The Humbling (film)

From Wikipedia, the free encyclopedia
Jump to: navigation, search
The Humbling
The Humbling film.jpg
Theatrical release poster
Directed by Barry Levinson
Produced by Al Pacino
Jason Sosnoff
Monika Bacardi
Ged Dickersin
Kristina Dubin
Andrea Iervolino
Gisella Marengo
Written by Buck Henry
Michal Zebede
Based on The Humbling
by Philip Roth
Starring Al Pacino
Greta Gerwig
Dianne Wiest
Charles Grodin
Kyra Sedgwick
Music by Marcelo Zarvos
Cinematography Adam Jandrup
Edited by Aaron Yanes
Ambi Pictures
Hammerton Productions
Distributed by Millennium Films
Release date
  • August 30, 2014 (2014-08-30) (VIFF)
  • January 23, 2015 (2015-01-23) (United States)
Running time
107 minutes
Country United States
Language English
Budget $2 million

The Humbling is a 2014 erotic comedy film directed by Barry Levinson and written by Buck Henry and Michal Zebede, based on the 2009 novel, The Humbling, written by Philip Roth. The film stars Al Pacino, Greta Gerwig, Dianne Wiest, Charles Grodin and Kyra Sedgwick. It was screened in the Special Presentations section of the 2014 Toronto International Film Festival[1] and in the Out of Competition section of the 71st Venice International Film Festival. The film was released on January 23, 2015, by Millennium Films.


Simon Axler is an aging actor who suffers from bouts of dementia. He is institutionalized after an incident during a Broadway play, then returns home, where he contemplates suicide. When he embarks upon an affair with a friend's amoral lesbian daughter, his world starts to fall apart. It ends on stage, with even Axler's audience and fellow actors unsure what's real and what's not.



After reading and connecting with the book, Pacino decided to option the book and asked Barry Levinson to direct it. [2] Levinston decided to make the movie as a dark comedy noting that " If you want to talk about an older actor in decline, just to do it as some straight drama didn’t seem that intriguing to me" also citing that comedy" seemed to me inherent in the piece".[3] Although both Pacino and Levinston have denied that the character of Simon is autobiographical to Pacino's life,[3] Pacino noted that he related to the material stating that " It’s in, as they say, my wheelhouse"[2]

Although the film in the beginning had ample funding, the listed conditions got too much for Levinson who backed out and lost by his estimate "somewhere in the area of $6 million."[3] Subsequently it was decided to shoot the film incrementally with several breaks built in to accommodate Pacino's schedule.
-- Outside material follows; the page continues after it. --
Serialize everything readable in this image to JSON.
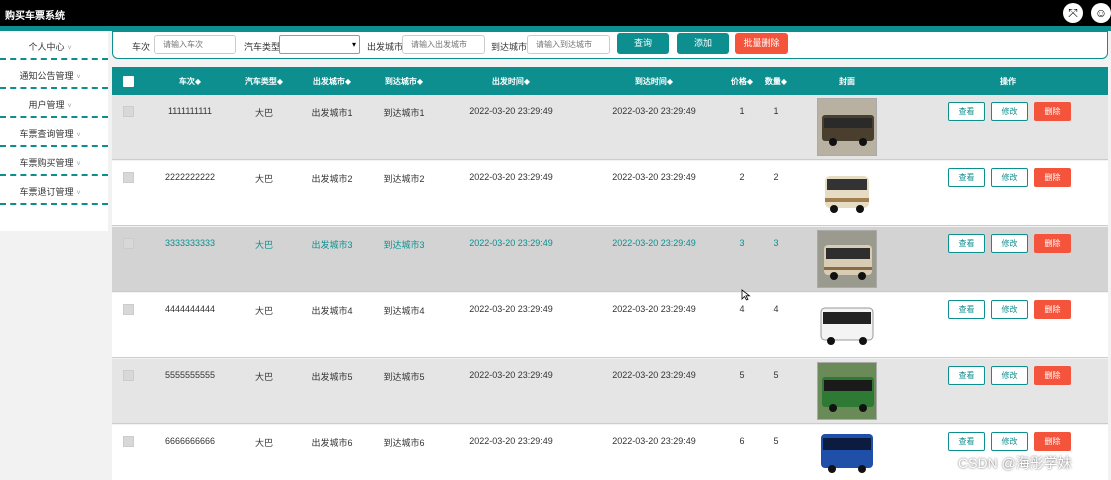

This was a new experience for Levinson although he welcomed the change of pace as "It added to the clarity."[3]

On February 4, 2014, it was announced that Millennium Films had acquired the worldwide rights to the film.[4]


The Humbling received mixed reviews from critics. On Rotten Tomatoes, the film has a rating of 52%, based on 50 reviews, with a rating of 5.4/10. The site's critical consensus reads, "The Humbling is an inarguable highlight of Al Pacino's late-period filmography, but that's an admittedly low bar that it doesn't always clear by a very wide margin."[5] On Metacritic, the film has a score of 59 out of 100, based on 25 critics, indicating "mixed or average reviews".[6]


  1. ^ "Toronto Film Festival Lineup". Variety. Retrieved 22 July 2014. 
  2. ^ a b Hammond, Pete. "Al Pacino In-Depth: On ‘The Humbling’, Old Vs. New Hollywood And ‘Scarface’". Deadline. Retrieved 4 March 2017. 
  3. ^ a b c d Guerrasio, Jason. "Barry Levinson on making little movies in a big age". The Dissolve. Retrieved 4 March 2017. 
  4. ^ McNary, Dave (4 February 2014). "Al Pacino’s ‘The Humbling’ Gets Distribution". Retrieved 5 February 2014. 
  5. ^ "The Humbling". Rotten Tomatoes. Retrieved 2015-04-24. 
  6. ^ "The Humbling Reviews". Metacritic. Retrieved 2015-04-24. 

External links[edit]